§ **Records supplied**

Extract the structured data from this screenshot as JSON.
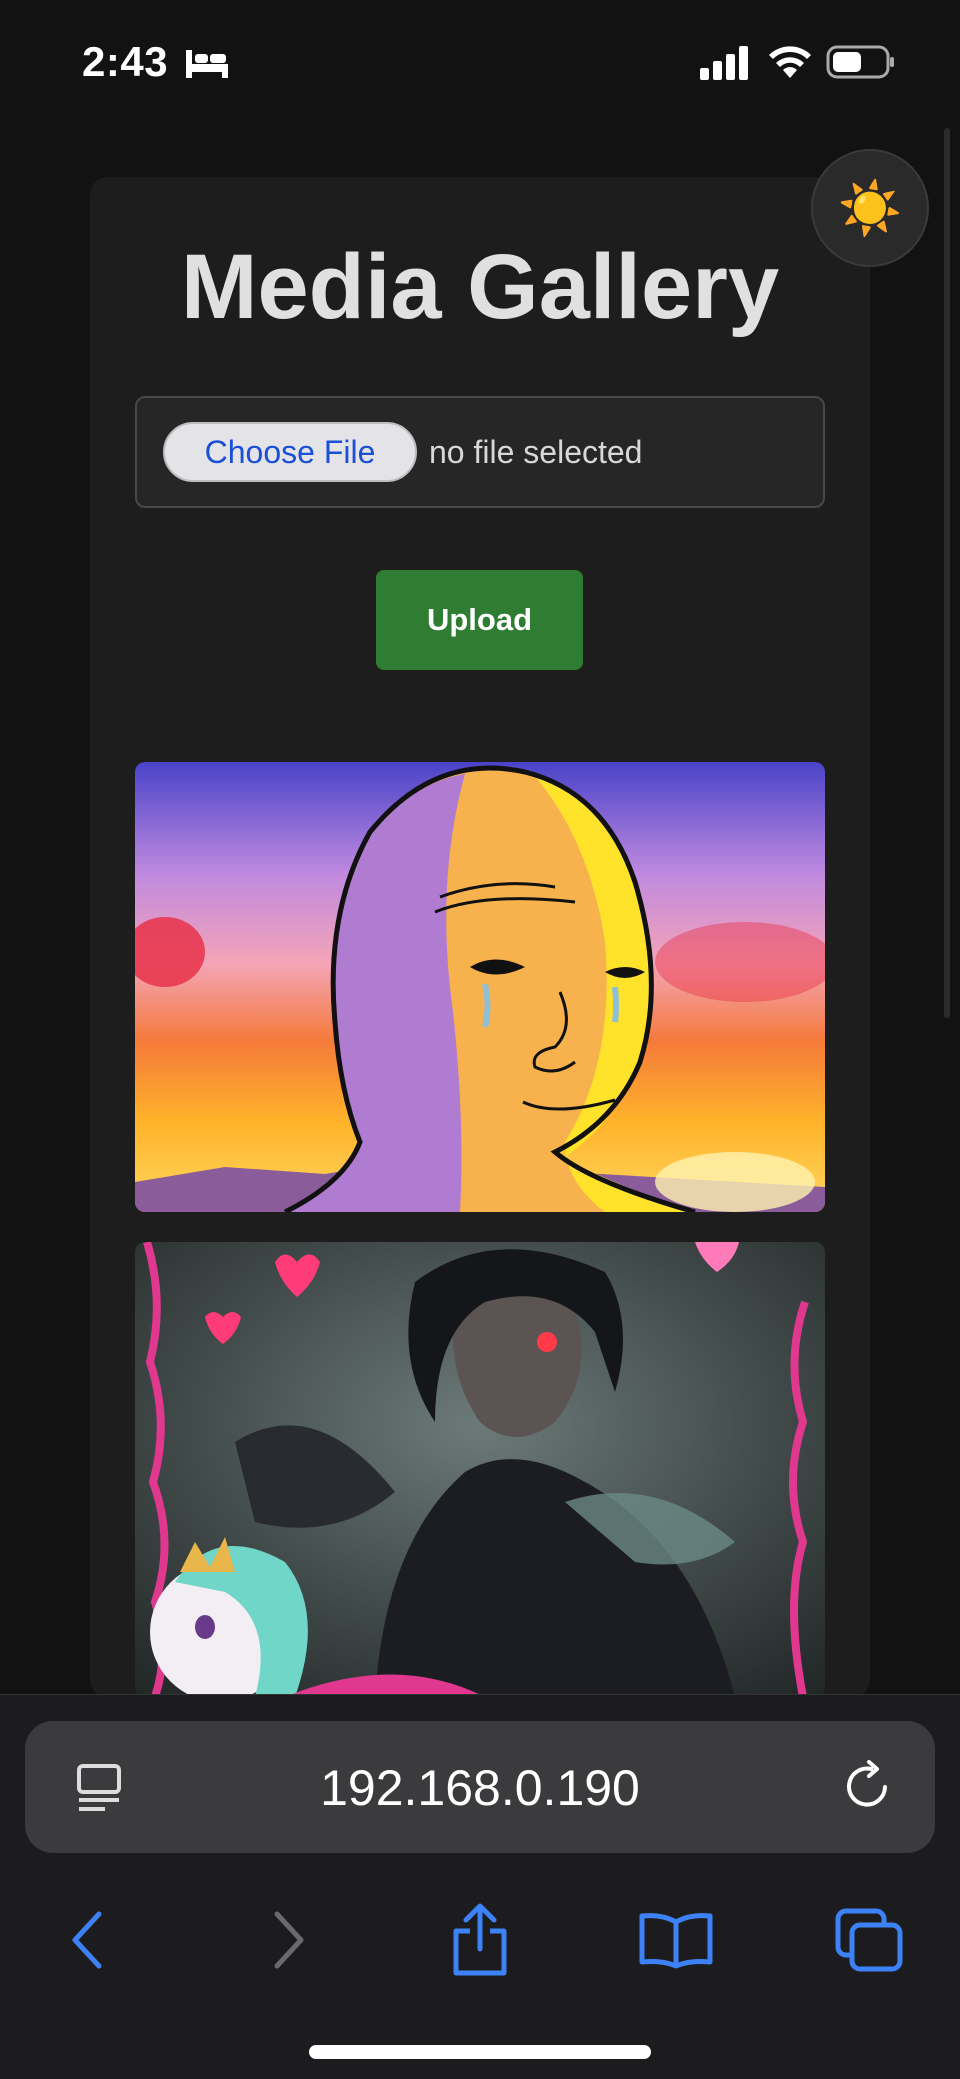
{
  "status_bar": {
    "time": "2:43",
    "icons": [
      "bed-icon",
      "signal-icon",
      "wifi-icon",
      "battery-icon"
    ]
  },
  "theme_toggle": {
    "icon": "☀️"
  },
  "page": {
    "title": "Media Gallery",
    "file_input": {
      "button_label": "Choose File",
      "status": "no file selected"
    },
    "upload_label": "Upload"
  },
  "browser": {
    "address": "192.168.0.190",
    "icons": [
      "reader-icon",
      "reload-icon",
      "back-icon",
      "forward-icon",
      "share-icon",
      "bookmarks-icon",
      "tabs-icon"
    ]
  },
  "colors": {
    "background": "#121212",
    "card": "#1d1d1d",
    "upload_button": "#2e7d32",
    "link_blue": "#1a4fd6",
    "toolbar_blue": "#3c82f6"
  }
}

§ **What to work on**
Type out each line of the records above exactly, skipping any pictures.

§ **Result of this task**
Extract the structured data from this screenshot as JSON.
{
  "status_bar": {
    "time": "2:43",
    "icons": [
      "bed-icon",
      "signal-icon",
      "wifi-icon",
      "battery-icon"
    ]
  },
  "theme_toggle": {
    "icon": "☀️"
  },
  "page": {
    "title": "Media Gallery",
    "file_input": {
      "button_label": "Choose File",
      "status": "no file selected"
    },
    "upload_label": "Upload"
  },
  "browser": {
    "address": "192.168.0.190",
    "icons": [
      "reader-icon",
      "reload-icon",
      "back-icon",
      "forward-icon",
      "share-icon",
      "bookmarks-icon",
      "tabs-icon"
    ]
  },
  "colors": {
    "background": "#121212",
    "card": "#1d1d1d",
    "upload_button": "#2e7d32",
    "link_blue": "#1a4fd6",
    "toolbar_blue": "#3c82f6"
  }
}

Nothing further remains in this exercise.